- [Exercise goal]: Whenever the word "Online" appears in a line of the data below, copy that line.

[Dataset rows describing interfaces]
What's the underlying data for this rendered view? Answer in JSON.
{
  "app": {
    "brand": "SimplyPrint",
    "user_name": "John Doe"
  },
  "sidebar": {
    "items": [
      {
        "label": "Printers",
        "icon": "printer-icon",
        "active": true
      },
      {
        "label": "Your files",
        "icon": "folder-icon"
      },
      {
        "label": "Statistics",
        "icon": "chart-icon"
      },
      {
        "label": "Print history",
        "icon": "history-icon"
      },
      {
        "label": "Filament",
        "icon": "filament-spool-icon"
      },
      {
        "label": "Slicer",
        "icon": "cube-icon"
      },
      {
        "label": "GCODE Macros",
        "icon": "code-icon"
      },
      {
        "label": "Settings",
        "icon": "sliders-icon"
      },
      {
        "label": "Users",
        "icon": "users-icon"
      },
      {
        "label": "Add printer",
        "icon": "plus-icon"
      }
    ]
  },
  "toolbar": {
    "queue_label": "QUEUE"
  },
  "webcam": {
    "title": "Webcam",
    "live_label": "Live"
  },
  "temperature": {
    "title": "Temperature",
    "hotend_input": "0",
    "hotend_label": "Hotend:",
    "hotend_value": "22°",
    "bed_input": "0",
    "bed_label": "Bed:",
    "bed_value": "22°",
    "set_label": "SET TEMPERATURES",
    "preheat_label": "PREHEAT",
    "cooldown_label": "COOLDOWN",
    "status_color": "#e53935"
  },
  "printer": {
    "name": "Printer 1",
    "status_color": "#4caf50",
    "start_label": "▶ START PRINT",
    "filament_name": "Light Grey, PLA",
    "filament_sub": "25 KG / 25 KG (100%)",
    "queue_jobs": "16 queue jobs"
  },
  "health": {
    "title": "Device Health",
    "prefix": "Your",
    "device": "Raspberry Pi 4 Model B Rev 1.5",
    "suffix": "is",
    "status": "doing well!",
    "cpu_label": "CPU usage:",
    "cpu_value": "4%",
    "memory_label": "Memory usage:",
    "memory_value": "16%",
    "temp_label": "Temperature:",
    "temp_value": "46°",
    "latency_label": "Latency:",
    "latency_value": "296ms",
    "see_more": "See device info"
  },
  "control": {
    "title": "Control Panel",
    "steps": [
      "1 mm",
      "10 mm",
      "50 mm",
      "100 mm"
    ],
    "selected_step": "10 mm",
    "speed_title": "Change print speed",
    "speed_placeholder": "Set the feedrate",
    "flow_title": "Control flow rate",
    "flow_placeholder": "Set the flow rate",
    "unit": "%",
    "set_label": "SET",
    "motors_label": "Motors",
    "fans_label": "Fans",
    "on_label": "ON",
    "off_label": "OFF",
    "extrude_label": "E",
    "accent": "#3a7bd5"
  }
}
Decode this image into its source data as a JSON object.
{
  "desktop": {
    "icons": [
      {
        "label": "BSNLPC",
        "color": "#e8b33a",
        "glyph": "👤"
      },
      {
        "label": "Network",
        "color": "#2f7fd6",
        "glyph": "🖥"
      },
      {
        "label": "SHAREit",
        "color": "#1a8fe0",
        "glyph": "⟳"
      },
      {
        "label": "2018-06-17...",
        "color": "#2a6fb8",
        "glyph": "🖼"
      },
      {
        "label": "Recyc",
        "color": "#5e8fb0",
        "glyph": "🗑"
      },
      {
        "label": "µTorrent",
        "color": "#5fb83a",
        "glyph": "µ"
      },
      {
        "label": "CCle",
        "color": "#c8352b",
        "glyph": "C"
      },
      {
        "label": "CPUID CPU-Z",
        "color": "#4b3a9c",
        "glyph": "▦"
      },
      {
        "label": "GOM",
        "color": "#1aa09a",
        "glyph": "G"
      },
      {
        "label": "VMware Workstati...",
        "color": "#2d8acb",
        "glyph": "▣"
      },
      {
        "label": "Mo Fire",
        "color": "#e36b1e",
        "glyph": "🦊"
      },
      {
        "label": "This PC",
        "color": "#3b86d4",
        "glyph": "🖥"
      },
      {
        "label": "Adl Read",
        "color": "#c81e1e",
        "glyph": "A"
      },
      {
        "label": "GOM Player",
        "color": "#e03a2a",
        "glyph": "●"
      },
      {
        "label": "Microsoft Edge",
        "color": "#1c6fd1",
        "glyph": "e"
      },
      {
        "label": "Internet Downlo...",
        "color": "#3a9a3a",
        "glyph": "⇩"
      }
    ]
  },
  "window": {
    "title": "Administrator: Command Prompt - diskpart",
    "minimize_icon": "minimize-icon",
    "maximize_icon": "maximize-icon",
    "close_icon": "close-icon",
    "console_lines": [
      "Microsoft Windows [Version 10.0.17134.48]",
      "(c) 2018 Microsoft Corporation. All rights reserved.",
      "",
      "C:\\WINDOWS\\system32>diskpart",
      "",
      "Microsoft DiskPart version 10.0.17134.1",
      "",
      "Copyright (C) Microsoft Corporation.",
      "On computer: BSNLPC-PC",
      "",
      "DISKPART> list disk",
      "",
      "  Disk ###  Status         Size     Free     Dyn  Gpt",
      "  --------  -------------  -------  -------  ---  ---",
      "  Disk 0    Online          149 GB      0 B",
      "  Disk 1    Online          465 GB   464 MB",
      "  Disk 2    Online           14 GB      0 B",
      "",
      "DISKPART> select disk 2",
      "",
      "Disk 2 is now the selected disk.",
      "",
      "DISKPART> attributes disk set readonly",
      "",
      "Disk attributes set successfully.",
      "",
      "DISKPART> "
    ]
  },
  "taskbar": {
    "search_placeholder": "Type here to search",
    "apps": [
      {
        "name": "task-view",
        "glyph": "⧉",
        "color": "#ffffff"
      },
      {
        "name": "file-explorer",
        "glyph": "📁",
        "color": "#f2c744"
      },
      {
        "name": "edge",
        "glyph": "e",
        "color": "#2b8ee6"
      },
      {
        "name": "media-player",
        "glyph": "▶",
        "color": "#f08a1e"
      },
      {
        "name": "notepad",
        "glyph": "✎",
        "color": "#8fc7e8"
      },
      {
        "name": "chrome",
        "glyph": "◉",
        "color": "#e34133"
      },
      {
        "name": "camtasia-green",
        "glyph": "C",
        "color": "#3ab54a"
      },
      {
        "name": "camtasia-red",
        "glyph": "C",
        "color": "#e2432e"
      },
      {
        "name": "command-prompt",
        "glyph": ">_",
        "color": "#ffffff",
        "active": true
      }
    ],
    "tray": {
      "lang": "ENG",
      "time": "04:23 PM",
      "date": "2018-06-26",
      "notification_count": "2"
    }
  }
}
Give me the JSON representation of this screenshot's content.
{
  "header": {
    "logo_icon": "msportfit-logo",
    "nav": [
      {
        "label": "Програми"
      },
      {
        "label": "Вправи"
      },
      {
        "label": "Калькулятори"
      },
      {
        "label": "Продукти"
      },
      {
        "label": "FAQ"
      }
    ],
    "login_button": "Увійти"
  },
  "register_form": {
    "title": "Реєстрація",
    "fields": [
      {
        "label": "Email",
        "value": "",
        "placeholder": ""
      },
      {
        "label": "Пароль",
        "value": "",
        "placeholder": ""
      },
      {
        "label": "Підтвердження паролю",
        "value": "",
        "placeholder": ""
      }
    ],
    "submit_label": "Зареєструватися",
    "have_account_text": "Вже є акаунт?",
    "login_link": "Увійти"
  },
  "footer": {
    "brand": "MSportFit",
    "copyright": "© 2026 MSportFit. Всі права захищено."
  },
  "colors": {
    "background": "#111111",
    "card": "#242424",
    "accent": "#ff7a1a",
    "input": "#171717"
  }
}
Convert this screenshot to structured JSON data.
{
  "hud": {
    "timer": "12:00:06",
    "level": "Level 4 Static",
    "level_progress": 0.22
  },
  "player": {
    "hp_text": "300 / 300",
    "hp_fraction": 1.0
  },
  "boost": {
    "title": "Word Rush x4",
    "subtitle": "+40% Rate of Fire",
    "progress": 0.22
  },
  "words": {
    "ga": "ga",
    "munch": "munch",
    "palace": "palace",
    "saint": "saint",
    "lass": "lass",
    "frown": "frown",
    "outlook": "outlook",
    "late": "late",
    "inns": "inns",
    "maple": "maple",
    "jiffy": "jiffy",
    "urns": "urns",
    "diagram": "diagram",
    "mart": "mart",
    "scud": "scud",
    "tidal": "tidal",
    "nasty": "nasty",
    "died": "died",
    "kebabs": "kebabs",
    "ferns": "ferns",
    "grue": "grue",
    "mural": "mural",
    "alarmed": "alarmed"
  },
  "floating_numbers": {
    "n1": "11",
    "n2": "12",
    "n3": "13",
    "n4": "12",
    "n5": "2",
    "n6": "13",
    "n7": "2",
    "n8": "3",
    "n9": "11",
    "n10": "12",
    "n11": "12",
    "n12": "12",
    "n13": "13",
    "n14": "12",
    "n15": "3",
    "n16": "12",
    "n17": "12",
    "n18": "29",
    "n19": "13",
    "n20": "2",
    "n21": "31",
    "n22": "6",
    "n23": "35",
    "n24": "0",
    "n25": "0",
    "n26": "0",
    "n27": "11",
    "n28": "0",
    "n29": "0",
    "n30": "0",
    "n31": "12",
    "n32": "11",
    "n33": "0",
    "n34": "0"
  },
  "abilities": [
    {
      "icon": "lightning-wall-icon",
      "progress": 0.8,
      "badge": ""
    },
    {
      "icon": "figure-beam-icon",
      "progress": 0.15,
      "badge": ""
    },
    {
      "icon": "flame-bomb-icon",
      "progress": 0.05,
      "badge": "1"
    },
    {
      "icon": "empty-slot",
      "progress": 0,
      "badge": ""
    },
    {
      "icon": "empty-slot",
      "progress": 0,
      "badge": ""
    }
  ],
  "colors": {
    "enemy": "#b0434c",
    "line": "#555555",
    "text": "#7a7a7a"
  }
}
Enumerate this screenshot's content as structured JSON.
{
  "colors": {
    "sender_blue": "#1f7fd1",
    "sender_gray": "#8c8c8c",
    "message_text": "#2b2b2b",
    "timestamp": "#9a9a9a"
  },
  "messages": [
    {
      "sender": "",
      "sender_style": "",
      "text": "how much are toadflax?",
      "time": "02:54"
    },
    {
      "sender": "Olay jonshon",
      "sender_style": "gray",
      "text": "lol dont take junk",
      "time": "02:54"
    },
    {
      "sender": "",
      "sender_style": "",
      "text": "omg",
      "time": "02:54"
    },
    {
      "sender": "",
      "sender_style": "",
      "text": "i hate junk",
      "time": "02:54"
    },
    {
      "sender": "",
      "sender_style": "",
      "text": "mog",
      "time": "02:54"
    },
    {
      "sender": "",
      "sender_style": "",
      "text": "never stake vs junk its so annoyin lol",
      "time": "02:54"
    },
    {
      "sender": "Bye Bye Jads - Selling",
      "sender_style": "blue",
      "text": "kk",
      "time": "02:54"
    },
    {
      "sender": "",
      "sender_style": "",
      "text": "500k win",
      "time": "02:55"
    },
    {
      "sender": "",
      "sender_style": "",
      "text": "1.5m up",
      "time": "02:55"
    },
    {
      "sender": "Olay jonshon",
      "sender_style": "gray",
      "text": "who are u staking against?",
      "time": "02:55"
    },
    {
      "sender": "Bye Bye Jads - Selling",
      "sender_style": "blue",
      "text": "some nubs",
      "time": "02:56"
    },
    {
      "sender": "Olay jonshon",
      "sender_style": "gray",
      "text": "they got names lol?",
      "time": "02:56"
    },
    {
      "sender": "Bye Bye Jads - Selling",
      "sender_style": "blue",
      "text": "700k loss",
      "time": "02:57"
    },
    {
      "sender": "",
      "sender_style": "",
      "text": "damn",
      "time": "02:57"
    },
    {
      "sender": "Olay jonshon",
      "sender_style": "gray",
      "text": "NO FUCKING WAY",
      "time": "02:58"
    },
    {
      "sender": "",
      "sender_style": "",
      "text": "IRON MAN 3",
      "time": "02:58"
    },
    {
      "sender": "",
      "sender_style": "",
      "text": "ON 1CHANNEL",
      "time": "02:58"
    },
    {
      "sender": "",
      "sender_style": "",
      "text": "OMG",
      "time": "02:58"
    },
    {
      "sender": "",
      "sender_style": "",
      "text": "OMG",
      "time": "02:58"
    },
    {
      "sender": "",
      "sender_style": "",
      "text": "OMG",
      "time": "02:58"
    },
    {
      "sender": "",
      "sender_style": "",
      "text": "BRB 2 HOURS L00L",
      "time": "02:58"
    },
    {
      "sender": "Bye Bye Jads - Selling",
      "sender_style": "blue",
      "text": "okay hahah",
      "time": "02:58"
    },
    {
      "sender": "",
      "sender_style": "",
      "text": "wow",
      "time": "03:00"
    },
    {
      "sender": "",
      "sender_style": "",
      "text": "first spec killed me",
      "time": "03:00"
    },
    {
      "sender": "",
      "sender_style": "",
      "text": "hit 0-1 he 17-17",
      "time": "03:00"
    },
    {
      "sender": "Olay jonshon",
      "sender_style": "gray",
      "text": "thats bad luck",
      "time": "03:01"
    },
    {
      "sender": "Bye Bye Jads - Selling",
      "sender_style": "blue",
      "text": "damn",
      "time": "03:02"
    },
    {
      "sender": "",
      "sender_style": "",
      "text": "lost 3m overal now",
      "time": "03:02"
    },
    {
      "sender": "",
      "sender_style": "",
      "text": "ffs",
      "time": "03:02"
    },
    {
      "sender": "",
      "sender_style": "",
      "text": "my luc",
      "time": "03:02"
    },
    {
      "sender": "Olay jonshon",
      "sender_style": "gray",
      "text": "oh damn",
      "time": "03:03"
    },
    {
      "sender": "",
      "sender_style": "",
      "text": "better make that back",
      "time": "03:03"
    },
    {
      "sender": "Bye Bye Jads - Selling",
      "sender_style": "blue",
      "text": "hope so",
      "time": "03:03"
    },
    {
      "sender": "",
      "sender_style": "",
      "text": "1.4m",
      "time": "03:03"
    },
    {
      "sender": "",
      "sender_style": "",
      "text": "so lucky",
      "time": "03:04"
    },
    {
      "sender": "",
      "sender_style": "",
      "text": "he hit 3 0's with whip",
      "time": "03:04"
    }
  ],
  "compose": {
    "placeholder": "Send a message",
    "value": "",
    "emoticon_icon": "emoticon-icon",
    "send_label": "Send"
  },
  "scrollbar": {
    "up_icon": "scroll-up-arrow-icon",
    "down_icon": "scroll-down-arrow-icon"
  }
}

- [Problem solution]:
      "  Disk 0    Online          149 GB      0 B",
      "  Disk 1    Online          465 GB   464 MB",
      "  Disk 2    Online           14 GB      0 B",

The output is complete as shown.